> Your goal:
Go through the data and retrieve each line that includes the string "label".

> Page and application data records:
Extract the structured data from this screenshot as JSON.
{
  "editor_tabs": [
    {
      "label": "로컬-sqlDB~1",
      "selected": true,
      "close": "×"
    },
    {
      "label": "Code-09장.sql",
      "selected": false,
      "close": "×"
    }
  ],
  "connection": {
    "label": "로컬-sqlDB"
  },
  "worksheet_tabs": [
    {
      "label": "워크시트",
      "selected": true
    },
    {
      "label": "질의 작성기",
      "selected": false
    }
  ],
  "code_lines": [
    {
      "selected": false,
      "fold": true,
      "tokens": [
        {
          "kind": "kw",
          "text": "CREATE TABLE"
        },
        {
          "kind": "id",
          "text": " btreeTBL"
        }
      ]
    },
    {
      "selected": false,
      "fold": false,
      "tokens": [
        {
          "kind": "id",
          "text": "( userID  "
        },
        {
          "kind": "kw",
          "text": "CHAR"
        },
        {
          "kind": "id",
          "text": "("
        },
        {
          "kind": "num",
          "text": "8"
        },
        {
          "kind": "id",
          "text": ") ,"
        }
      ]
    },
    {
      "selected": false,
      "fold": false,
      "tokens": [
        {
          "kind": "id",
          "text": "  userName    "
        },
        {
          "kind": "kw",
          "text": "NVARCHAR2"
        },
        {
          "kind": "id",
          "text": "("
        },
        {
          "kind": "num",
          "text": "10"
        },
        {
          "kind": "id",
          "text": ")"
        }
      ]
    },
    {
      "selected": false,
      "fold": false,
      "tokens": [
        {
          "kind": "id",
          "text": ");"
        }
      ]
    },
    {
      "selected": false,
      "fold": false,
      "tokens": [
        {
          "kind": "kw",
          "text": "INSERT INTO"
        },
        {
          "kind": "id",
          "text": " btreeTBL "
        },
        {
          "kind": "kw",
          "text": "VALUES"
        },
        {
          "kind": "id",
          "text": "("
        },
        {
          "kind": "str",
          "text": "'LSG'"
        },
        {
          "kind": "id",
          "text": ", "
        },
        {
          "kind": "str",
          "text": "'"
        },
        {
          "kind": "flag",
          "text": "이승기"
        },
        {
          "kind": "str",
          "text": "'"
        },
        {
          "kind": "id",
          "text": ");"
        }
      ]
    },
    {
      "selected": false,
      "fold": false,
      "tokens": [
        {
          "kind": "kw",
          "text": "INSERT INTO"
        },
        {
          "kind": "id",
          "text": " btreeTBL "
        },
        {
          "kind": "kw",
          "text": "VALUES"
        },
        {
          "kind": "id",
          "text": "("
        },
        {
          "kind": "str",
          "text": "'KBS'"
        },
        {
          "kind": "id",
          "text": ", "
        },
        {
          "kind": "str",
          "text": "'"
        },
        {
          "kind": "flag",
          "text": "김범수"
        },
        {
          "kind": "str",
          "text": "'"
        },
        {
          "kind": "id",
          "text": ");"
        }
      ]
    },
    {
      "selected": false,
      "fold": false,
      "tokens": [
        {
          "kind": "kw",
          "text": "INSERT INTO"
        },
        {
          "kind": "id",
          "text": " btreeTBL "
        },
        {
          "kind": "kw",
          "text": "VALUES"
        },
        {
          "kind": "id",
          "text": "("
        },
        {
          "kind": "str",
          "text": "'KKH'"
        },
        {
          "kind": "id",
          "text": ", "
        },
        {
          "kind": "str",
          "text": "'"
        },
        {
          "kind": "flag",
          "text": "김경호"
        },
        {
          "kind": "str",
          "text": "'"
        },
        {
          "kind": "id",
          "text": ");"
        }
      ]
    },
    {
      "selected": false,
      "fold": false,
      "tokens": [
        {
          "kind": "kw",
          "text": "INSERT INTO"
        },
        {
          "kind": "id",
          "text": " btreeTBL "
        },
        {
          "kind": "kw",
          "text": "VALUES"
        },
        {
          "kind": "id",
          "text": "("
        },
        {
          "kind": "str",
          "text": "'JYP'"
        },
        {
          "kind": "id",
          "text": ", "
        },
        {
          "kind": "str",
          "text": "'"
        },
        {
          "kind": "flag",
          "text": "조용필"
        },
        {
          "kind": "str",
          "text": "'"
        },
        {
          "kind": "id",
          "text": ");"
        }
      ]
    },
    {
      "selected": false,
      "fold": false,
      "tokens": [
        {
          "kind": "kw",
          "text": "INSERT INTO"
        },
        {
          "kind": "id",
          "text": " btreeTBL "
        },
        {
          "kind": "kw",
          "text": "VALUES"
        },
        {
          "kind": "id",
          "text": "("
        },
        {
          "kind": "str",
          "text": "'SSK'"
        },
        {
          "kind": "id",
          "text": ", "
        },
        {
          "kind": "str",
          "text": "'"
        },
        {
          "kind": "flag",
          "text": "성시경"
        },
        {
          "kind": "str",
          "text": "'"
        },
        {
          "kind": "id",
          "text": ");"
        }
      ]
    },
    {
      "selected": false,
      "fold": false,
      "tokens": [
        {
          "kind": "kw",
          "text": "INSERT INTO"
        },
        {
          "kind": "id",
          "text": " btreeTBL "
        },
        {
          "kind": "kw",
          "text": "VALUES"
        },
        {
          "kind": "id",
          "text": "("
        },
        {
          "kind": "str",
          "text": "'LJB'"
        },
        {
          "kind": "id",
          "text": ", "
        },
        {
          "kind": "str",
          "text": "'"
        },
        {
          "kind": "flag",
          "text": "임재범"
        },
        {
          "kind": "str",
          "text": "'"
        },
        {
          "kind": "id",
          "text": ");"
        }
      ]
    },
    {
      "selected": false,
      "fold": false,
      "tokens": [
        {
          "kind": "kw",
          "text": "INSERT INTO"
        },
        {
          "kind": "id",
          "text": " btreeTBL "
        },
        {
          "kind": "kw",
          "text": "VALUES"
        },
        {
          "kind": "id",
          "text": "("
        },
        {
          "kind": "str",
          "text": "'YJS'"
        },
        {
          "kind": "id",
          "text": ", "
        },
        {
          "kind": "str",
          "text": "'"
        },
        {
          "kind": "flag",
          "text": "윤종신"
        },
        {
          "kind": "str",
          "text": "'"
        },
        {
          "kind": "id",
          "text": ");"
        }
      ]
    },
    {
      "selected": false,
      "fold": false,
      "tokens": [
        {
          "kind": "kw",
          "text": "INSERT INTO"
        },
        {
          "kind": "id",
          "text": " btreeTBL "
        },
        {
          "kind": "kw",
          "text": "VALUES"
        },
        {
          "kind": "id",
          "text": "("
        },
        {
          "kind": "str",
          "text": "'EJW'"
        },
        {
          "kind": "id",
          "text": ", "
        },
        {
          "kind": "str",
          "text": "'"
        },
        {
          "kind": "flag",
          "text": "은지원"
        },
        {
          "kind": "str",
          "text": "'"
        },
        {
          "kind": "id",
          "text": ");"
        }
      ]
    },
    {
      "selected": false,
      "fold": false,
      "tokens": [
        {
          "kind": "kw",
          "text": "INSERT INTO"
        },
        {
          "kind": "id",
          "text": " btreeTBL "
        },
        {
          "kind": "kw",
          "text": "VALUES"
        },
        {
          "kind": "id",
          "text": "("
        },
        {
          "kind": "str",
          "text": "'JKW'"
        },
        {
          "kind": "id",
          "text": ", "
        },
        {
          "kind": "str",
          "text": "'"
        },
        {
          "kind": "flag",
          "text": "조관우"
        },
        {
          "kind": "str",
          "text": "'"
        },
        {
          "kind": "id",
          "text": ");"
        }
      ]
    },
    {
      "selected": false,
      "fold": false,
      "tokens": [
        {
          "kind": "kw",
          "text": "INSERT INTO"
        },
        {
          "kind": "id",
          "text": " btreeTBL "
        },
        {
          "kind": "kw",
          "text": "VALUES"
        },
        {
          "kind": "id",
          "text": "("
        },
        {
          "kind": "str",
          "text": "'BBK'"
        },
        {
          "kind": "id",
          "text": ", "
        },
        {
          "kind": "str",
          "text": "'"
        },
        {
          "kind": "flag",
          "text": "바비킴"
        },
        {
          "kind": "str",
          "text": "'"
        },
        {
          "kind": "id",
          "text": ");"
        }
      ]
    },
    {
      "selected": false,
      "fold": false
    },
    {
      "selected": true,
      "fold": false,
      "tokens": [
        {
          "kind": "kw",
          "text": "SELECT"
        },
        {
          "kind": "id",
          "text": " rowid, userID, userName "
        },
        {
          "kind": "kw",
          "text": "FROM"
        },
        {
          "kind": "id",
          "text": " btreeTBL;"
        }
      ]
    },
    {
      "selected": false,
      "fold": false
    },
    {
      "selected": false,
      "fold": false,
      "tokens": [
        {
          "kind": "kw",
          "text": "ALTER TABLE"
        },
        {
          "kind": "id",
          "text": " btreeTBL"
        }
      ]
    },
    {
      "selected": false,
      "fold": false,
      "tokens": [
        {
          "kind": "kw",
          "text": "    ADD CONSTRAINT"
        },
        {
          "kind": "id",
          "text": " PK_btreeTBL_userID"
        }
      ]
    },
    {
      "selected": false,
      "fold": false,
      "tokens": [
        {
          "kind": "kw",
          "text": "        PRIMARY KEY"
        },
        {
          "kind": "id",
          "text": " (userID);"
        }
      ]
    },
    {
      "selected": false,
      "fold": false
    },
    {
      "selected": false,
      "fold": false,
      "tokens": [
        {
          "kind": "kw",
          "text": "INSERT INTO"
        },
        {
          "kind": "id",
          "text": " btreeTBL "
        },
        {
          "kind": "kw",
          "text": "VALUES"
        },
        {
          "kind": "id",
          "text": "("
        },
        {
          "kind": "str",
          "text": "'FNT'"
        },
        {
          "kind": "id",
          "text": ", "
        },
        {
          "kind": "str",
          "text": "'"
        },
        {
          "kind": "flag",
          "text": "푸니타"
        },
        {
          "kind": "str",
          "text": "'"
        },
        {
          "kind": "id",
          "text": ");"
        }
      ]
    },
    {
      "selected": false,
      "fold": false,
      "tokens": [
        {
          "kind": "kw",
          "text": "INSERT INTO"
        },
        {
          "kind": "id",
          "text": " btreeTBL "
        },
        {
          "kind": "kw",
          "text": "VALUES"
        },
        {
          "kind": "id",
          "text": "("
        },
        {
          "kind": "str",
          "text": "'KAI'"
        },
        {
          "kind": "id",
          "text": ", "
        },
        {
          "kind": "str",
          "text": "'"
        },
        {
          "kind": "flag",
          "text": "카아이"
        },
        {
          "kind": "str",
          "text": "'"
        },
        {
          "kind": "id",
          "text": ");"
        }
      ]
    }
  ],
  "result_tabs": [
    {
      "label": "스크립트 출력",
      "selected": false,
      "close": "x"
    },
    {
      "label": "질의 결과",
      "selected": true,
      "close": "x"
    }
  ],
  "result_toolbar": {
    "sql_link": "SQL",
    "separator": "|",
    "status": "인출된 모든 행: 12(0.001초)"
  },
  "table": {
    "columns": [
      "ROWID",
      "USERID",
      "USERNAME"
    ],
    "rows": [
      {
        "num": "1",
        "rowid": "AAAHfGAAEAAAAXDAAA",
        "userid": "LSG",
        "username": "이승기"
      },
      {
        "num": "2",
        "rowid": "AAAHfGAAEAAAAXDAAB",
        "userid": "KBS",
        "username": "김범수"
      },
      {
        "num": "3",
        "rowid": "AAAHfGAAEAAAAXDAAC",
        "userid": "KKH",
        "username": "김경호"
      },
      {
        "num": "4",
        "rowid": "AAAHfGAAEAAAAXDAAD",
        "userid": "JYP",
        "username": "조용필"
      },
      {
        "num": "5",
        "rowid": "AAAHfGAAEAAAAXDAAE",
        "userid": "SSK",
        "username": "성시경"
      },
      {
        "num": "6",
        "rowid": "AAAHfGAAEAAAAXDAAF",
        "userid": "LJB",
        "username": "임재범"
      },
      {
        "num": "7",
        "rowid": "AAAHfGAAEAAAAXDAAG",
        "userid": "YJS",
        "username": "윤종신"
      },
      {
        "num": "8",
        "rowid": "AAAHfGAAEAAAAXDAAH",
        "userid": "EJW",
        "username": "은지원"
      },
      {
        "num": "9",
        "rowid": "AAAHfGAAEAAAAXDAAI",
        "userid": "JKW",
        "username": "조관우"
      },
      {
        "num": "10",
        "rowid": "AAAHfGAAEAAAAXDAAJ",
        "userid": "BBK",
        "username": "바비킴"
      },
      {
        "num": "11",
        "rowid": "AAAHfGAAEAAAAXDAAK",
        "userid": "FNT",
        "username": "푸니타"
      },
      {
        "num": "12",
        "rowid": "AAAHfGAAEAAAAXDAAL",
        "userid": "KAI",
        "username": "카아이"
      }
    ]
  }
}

> Answer box:
      "label": "로컬-sqlDB~1",
      "label": "Code-09장.sql",
    "label": "로컬-sqlDB"
      "label": "워크시트",
      "label": "질의 작성기",
      "label": "스크립트 출력",
      "label": "질의 결과",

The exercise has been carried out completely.